The climbing murder rate aside, the Philadelphia sports family suffered two significant loses.
First, Philly high school star Eddie Griffin, formerly of the Houston Rockets, New Jersey Nets, and Minnesota Timberwolves, lost his life when his SUV collided with a train near his home in Houston.
Then, this past weekend, the body of the father of former St. Joseph’s star and current Orlando Magic point guard Jameer Nelson was pulled from the Delaware River, after the elder Nelson fell into the water while working on a tugboat along the docks.
Griffin was the nation’s top high school player in 2000. He played one season at Seton Hall before being drafted seventh overall by the Nets and then traded to the Rockets in the 2001 NBA Draft.
Griffin’s troubles were well documented. Those close to him point to the death of his half-brother Marvin Powell in 2001 as a turning point. Powell was a father figure to Griffin, and seemed to be a stabilizing force in his life. In the NBA, Griffin struggled with alcoholism and had several run-ins with the law—from drunk driving to domestic disputes.
At the time of his death, Griffin was working with John Lucas, himself a recovering addict, and trying to get his career and life back on the right path.
Sadly, that life ended on a road in Houston—as he was trying to cross the tracks.
Suicide has not been ruled out, but I don't suspect it. In any event, Griffin's death leaves his three-year-old daughter Amaree without a father.
Jameer Nelson is the most decorated player in the history of college basketball. Don’t believe me? Look it up.
In the 2003-2004 NCAA season, Nelson's St. Joe’s Hawks went undefeated in the regular season, were ranked No. 1 for most of the year, and advanced to the Elite Eight in the NCAAs.
Needless to say, he did Philadelphia and his hometown of Chester, PA, proud.
Imagine how his father Pete must have felt.
Pete was seen on the local news in the hours leading up to the NBA draft carrying a suit that Jameer bought for him. Not an 80,000-dollar car, not a million-dollar home...a suit.

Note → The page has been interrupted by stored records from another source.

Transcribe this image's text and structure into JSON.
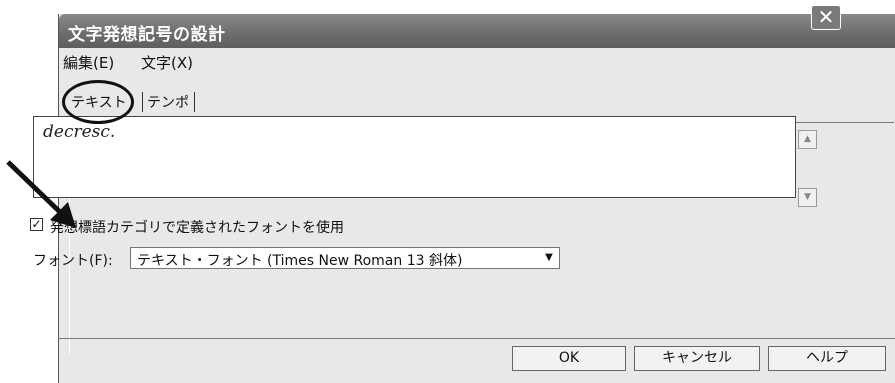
{
  "window": {
    "title": "文字発想記号の設計",
    "close_icon": "close-icon"
  },
  "menu": {
    "edit": "編集(E)",
    "char": "文字(X)"
  },
  "tabs": [
    {
      "label": "テキスト"
    },
    {
      "label": "テンポ"
    }
  ],
  "text_area": {
    "value": "decresc."
  },
  "checkbox": {
    "checked": true,
    "mark": "✓",
    "label": "発想標語カテゴリで定義されたフォントを使用"
  },
  "font": {
    "label": "フォント(F):",
    "value": "テキスト・フォント (Times New Roman 13 斜体)"
  },
  "buttons": {
    "ok": "OK",
    "cancel": "キャンセル",
    "help": "ヘルプ"
  }
}
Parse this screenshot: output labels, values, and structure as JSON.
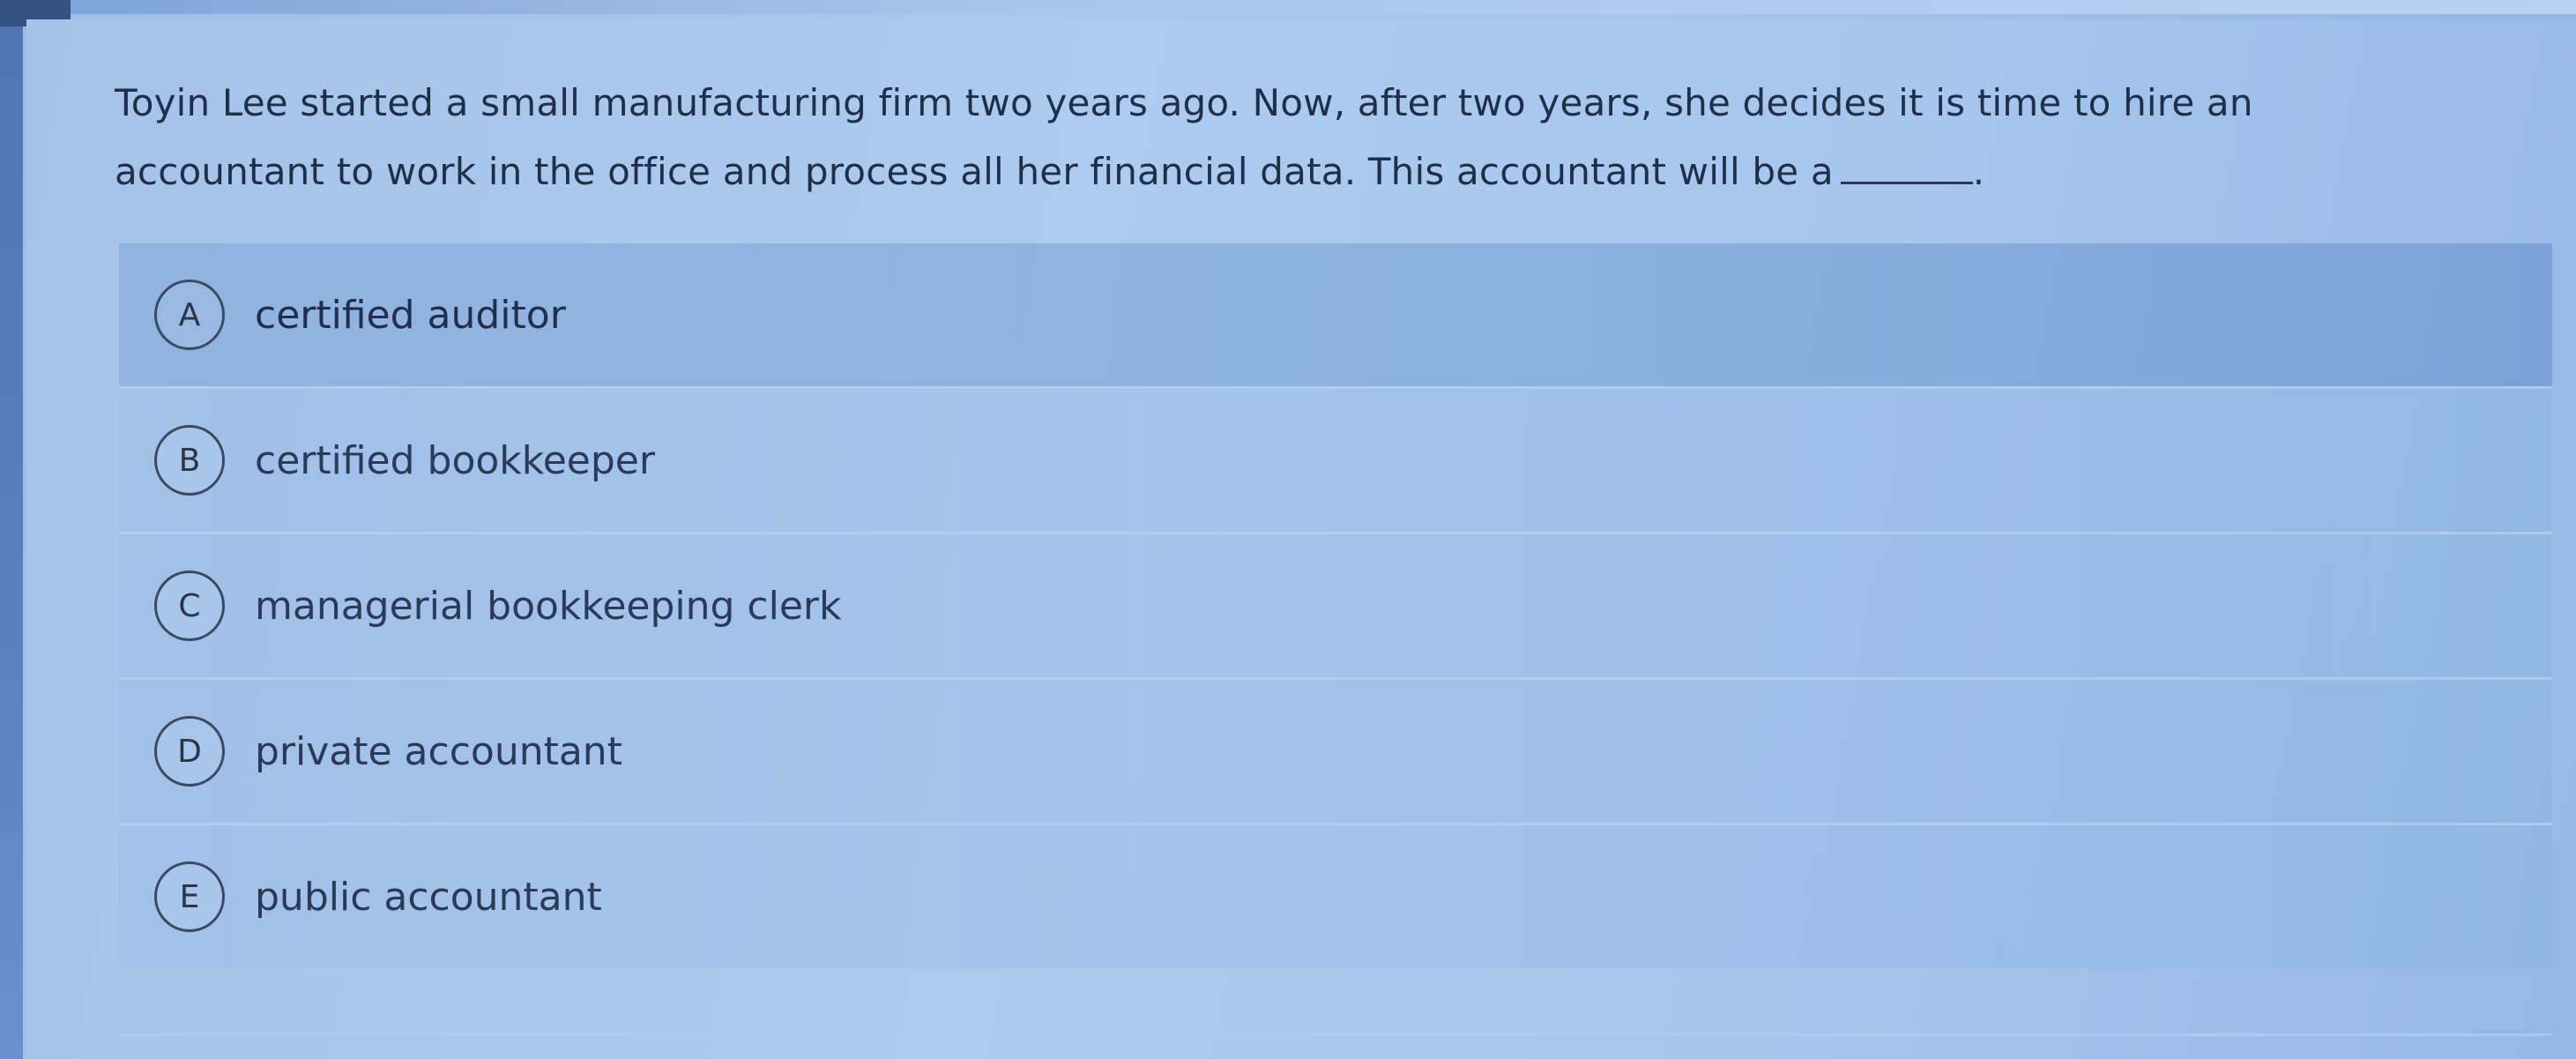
{
  "question": {
    "text": "Toyin Lee started a small manufacturing firm two years ago. Now, after two years, she decides it is time to hire an accountant to work in the office and process all her financial data. This accountant will be a",
    "end_punct": "."
  },
  "choices": [
    {
      "letter": "A",
      "label": "certified auditor"
    },
    {
      "letter": "B",
      "label": "certified bookkeeper"
    },
    {
      "letter": "C",
      "label": "managerial bookkeeping clerk"
    },
    {
      "letter": "D",
      "label": "private accountant"
    },
    {
      "letter": "E",
      "label": "public accountant"
    }
  ]
}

He'd probably tell you it was the best gift Jameer could have given him, if you could ask him today.
Instead, Jameer will be saying a last goodbye to his father within the week.

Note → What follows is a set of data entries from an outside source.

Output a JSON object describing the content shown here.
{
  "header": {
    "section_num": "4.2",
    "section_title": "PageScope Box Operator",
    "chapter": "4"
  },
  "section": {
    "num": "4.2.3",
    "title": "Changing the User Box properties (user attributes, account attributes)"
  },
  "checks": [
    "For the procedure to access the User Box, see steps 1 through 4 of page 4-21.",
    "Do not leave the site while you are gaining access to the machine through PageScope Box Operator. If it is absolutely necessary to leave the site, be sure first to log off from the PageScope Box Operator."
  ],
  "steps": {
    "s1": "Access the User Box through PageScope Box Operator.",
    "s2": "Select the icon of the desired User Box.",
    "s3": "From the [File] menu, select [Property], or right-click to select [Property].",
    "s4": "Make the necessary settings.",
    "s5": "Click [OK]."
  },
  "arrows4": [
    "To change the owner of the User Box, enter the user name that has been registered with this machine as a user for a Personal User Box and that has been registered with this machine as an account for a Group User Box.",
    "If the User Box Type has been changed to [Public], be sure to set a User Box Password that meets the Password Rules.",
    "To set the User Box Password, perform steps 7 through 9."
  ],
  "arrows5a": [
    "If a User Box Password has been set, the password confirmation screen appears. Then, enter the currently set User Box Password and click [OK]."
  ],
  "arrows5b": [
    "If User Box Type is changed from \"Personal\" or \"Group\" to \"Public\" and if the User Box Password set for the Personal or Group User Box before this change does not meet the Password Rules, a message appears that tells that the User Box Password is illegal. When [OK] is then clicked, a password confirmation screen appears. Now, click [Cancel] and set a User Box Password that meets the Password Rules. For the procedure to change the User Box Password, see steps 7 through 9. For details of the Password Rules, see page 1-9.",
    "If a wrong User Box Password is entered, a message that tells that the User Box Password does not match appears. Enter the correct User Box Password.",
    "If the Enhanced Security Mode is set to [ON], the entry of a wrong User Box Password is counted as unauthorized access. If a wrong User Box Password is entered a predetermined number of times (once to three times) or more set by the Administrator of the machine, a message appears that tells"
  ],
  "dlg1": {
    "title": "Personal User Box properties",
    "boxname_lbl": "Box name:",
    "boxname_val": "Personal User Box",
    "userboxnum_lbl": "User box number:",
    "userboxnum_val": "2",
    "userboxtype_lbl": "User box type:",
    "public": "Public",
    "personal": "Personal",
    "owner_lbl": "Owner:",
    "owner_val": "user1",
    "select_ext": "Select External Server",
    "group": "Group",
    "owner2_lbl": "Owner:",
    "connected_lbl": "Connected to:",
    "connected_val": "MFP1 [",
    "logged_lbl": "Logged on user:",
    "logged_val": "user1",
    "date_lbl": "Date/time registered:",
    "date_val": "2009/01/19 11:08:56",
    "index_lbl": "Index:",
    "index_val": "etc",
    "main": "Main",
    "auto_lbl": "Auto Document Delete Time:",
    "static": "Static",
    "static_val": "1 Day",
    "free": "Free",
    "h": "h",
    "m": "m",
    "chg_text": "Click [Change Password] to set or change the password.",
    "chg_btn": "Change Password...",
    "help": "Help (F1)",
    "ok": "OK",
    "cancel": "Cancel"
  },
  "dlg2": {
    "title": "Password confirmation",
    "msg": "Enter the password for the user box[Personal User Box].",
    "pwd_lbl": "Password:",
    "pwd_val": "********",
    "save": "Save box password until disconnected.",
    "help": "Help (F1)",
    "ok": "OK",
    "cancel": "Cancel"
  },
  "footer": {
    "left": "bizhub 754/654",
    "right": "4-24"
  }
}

Pete Nelson drowned after falling off the docks while working on a tugboat in Chester last week. What really touched me was the fact that despite winning the proverbial “Lottery," Nelson chose to still work the same nine-to-five job he'd had for years
The same nine-to-five that put food on the table, and got Jameer his first Jordans. More importantly, the same nine-to-five that showed Jameer the value of hard work, and the rewards it can bring.

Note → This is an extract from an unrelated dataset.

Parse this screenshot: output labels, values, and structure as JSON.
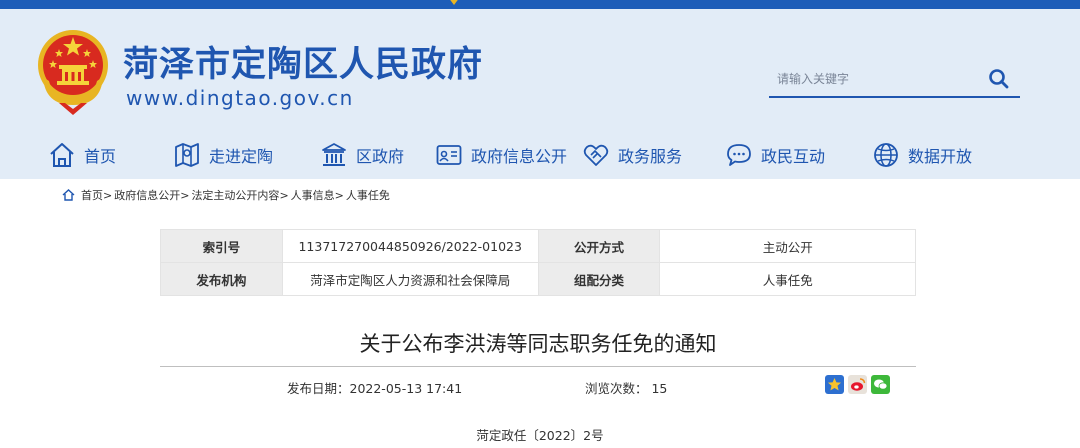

I’m glad Pete Nelson had the opportunity to share in his son’s rewards, which were in turn his rewards as a parent.
Michael Vick’s estranged father recently came forth to claim that his son was involved in dogfighting long before the NFL—after Michael wouldn’t pay him a lump sum of a million dollars. Michael did pay for an apartment and gave his father a couple hundred dollars a month.
Pete Nelson could’ve stopped working, and Jameer probably urged him to. But as a man and a father, who wants to be dependent on his children?
Sure, you’ll take the house and the gifts, but a lot of old school parents would rather let their children have their own moments in the sun.
If my son ever becomes as great as the greatest athlete who ever lived, I may opt for a simple suit.
If it was good enough for Pete Nelson, it’s good enough for me.